(INPUT DATA begins)

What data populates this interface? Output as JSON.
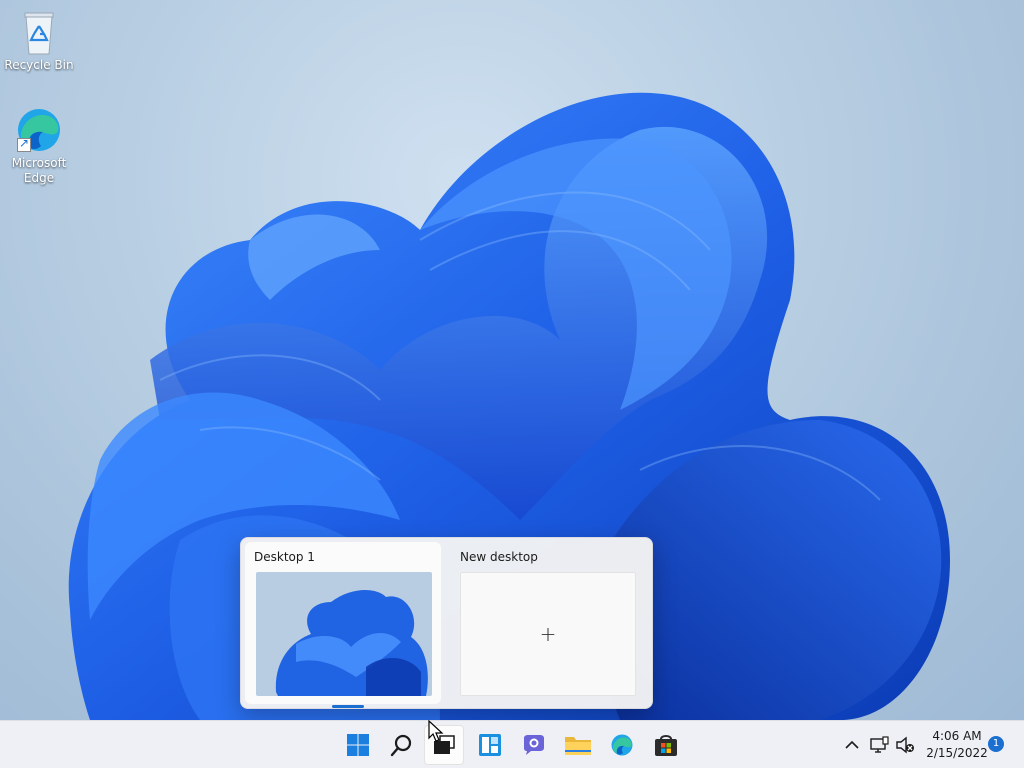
{
  "desktop": {
    "icons": [
      {
        "label": "Recycle Bin",
        "icon": "recycle-bin-icon"
      },
      {
        "label": "Microsoft Edge",
        "icon": "edge-icon"
      }
    ]
  },
  "taskview": {
    "desktops": [
      {
        "title": "Desktop 1",
        "active": true
      },
      {
        "title": "New desktop",
        "add_symbol": "+"
      }
    ]
  },
  "taskbar": {
    "buttons": [
      {
        "name": "start",
        "icon": "windows-logo-icon"
      },
      {
        "name": "search",
        "icon": "search-icon"
      },
      {
        "name": "task-view",
        "icon": "task-view-icon"
      },
      {
        "name": "widgets",
        "icon": "widgets-icon"
      },
      {
        "name": "chat",
        "icon": "teams-chat-icon"
      },
      {
        "name": "file-explorer",
        "icon": "folder-icon"
      },
      {
        "name": "edge",
        "icon": "edge-icon"
      },
      {
        "name": "store",
        "icon": "store-icon"
      }
    ],
    "tray": {
      "overflow_icon": "chevron-up-icon",
      "network_icon": "network-icon",
      "volume_icon": "volume-muted-icon",
      "time": "4:06 AM",
      "date": "2/15/2022",
      "notification_count": "1"
    }
  },
  "colors": {
    "accent": "#1a6fd1",
    "bloom": "#1f5fe0"
  }
}
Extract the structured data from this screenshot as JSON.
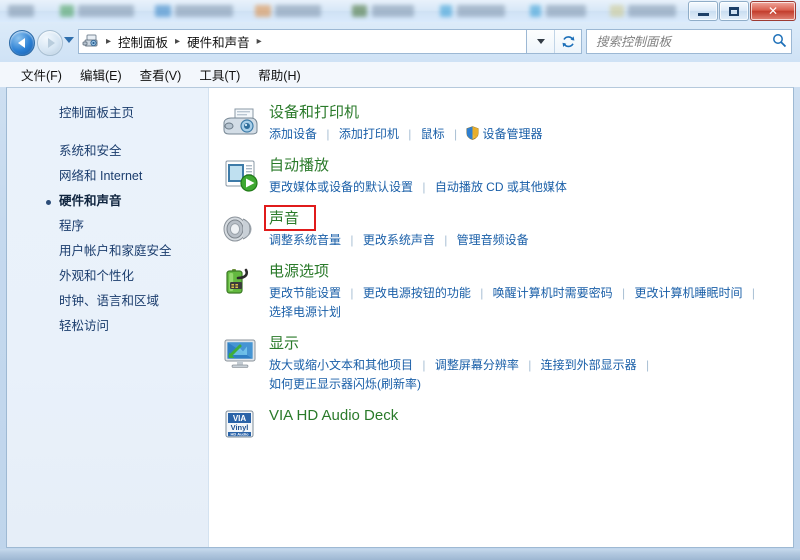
{
  "window": {
    "controls": {
      "minimize_label": "Minimize",
      "maximize_label": "Maximize",
      "close_label": "✕"
    }
  },
  "nav": {
    "back_label": "后退",
    "forward_label": "前进",
    "history_label": "最近访问的位置",
    "chevron_label": "上一个位置",
    "refresh_label": "↻",
    "breadcrumb": [
      {
        "label": "控制面板"
      },
      {
        "label": "硬件和声音"
      }
    ],
    "breadcrumb_separator": "▸"
  },
  "search": {
    "placeholder": "搜索控制面板",
    "value": "",
    "icon": "search-icon"
  },
  "menubar": {
    "items": [
      {
        "label": "文件(F)"
      },
      {
        "label": "编辑(E)"
      },
      {
        "label": "查看(V)"
      },
      {
        "label": "工具(T)"
      },
      {
        "label": "帮助(H)"
      }
    ]
  },
  "sidebar": {
    "home_label": "控制面板主页",
    "items": [
      {
        "label": "系统和安全",
        "current": false
      },
      {
        "label": "网络和 Internet",
        "current": false
      },
      {
        "label": "硬件和声音",
        "current": true
      },
      {
        "label": "程序",
        "current": false
      },
      {
        "label": "用户帐户和家庭安全",
        "current": false
      },
      {
        "label": "外观和个性化",
        "current": false
      },
      {
        "label": "时钟、语言和区域",
        "current": false
      },
      {
        "label": "轻松访问",
        "current": false
      }
    ]
  },
  "main": {
    "categories": [
      {
        "id": "devices-and-printers",
        "icon": "printer-camera-icon",
        "title": "设备和打印机",
        "links": [
          {
            "label": "添加设备",
            "shield": false
          },
          {
            "label": "添加打印机",
            "shield": false
          },
          {
            "label": "鼠标",
            "shield": false
          },
          {
            "label": "设备管理器",
            "shield": true
          }
        ]
      },
      {
        "id": "autoplay",
        "icon": "autoplay-icon",
        "title": "自动播放",
        "links": [
          {
            "label": "更改媒体或设备的默认设置",
            "shield": false
          },
          {
            "label": "自动播放 CD 或其他媒体",
            "shield": false
          }
        ]
      },
      {
        "id": "sound",
        "icon": "speaker-icon",
        "title": "声音",
        "highlighted": true,
        "links": [
          {
            "label": "调整系统音量",
            "shield": false
          },
          {
            "label": "更改系统声音",
            "shield": false
          },
          {
            "label": "管理音频设备",
            "shield": false
          }
        ]
      },
      {
        "id": "power-options",
        "icon": "battery-plug-icon",
        "title": "电源选项",
        "links": [
          {
            "label": "更改节能设置",
            "shield": false
          },
          {
            "label": "更改电源按钮的功能",
            "shield": false
          },
          {
            "label": "唤醒计算机时需要密码",
            "shield": false
          },
          {
            "label": "更改计算机睡眠时间",
            "shield": false
          },
          {
            "label": "选择电源计划",
            "shield": false
          }
        ]
      },
      {
        "id": "display",
        "icon": "monitor-icon",
        "title": "显示",
        "links": [
          {
            "label": "放大或缩小文本和其他项目",
            "shield": false
          },
          {
            "label": "调整屏幕分辨率",
            "shield": false
          },
          {
            "label": "连接到外部显示器",
            "shield": false
          },
          {
            "label": "如何更正显示器闪烁(刷新率)",
            "shield": false
          }
        ]
      },
      {
        "id": "via-hd-audio-deck",
        "icon": "via-vinyl-icon",
        "title": "VIA HD Audio Deck",
        "links": []
      }
    ]
  },
  "colors": {
    "category_title": "#2a7a2a",
    "link": "#1a5fa8",
    "highlight_box": "#e01b1b",
    "sidebar_text": "#1b3d6d"
  }
}
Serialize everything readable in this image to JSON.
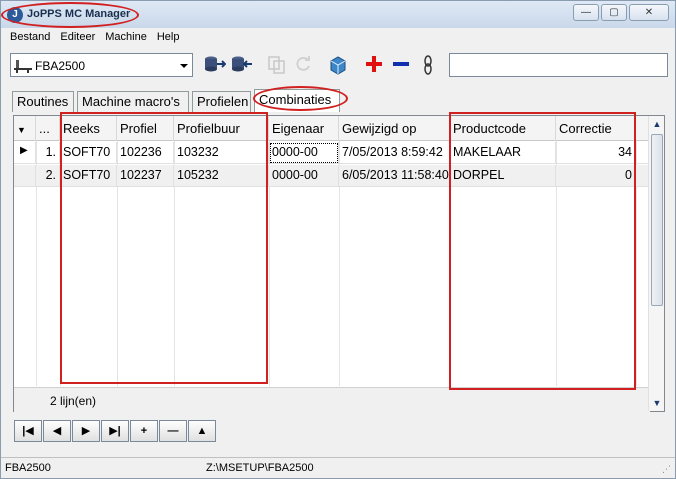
{
  "window": {
    "title": "JoPPS MC Manager",
    "minimize": "—",
    "maximize": "▢",
    "close": "✕"
  },
  "menu": [
    "Bestand",
    "Editeer",
    "Machine",
    "Help"
  ],
  "toolbar": {
    "database": "FBA2500",
    "search_value": ""
  },
  "tabs": [
    "Routines",
    "Machine macro's",
    "Profielen",
    "Combinaties"
  ],
  "active_tab": "Combinaties",
  "grid": {
    "columns": [
      "",
      "...",
      "Reeks",
      "Profiel",
      "Profielbuur",
      "Eigenaar",
      "Gewijzigd op",
      "Productcode",
      "Correctie"
    ],
    "rows": [
      {
        "indicator": "▶",
        "num": "1.",
        "reeks": "SOFT70",
        "profiel": "102236",
        "profielbuur": "103232",
        "eigenaar": "0000-00",
        "gewijzigd": "7/05/2013 8:59:42",
        "productcode": "MAKELAAR",
        "correctie": "34"
      },
      {
        "indicator": "",
        "num": "2.",
        "reeks": "SOFT70",
        "profiel": "102237",
        "profielbuur": "105232",
        "eigenaar": "0000-00",
        "gewijzigd": "6/05/2013 11:58:40",
        "productcode": "DORPEL",
        "correctie": "0"
      }
    ],
    "footer": "2 lijn(en)"
  },
  "navigator": [
    "|◀",
    "◀",
    "▶",
    "▶|",
    "+",
    "—",
    "▲"
  ],
  "status": {
    "left": "FBA2500",
    "path": "Z:\\MSETUP\\FBA2500"
  },
  "colors": {
    "annotation": "#d02020",
    "add": "#e01010",
    "remove": "#1030b0"
  }
}
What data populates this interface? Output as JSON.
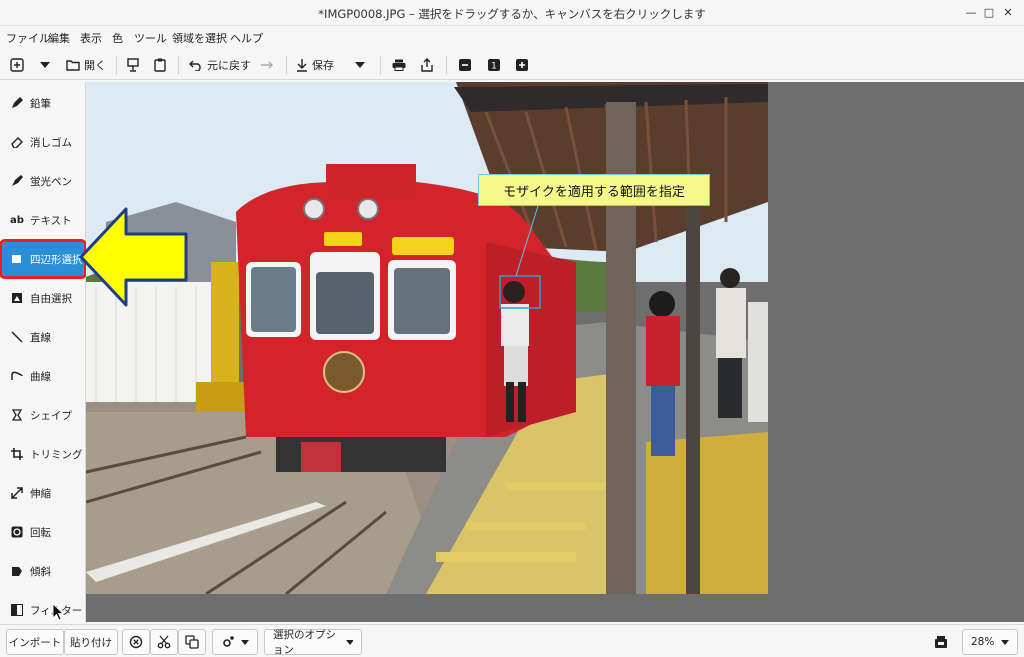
{
  "window": {
    "title": "*IMGP0008.JPG – 選択をドラッグするか、キャンバスを右クリックします"
  },
  "menu": [
    "ファイル",
    "編集",
    "表示",
    "色",
    "ツール",
    "領域を選択",
    "ヘルプ"
  ],
  "toolbar": {
    "open_label": "開く",
    "undo_label": "元に戻す",
    "save_label": "保存",
    "zoom_value": "1"
  },
  "tools": [
    {
      "label": "鉛筆",
      "icon": "pencil-icon"
    },
    {
      "label": "消しゴム",
      "icon": "eraser-icon"
    },
    {
      "label": "蛍光ペン",
      "icon": "highlighter-icon"
    },
    {
      "label": "テキスト",
      "icon": "text-icon"
    },
    {
      "label": "四辺形選択",
      "icon": "rect-select-icon"
    },
    {
      "label": "自由選択",
      "icon": "free-select-icon"
    },
    {
      "label": "直線",
      "icon": "line-icon"
    },
    {
      "label": "曲線",
      "icon": "curve-icon"
    },
    {
      "label": "シェイプ",
      "icon": "shape-icon"
    },
    {
      "label": "トリミング",
      "icon": "crop-icon"
    },
    {
      "label": "伸縮",
      "icon": "scale-icon"
    },
    {
      "label": "回転",
      "icon": "rotate-icon"
    },
    {
      "label": "傾斜",
      "icon": "skew-icon"
    },
    {
      "label": "フィルター",
      "icon": "filter-icon"
    }
  ],
  "active_tool": "四辺形選択",
  "canvas": {
    "callout": "モザイクを適用する範囲を指定"
  },
  "bottom": {
    "import_label": "インポート",
    "paste_label": "貼り付け",
    "selection_options_label": "選択のオプション",
    "zoom_label": "28%"
  },
  "colors": {
    "accent": "#2a8fd6",
    "highlight_outline": "#e82020",
    "arrow_fill": "#ffff00",
    "callout_fill": "#f4f98a"
  }
}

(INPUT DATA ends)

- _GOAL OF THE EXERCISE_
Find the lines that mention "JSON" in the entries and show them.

- _RESPONSE AREA_
What data populates this interface? Output as JSON.
Extract the structured data from this screenshot as JSON.
Serialize everything readable in this image to JSON.
What data populates this interface? Output as JSON.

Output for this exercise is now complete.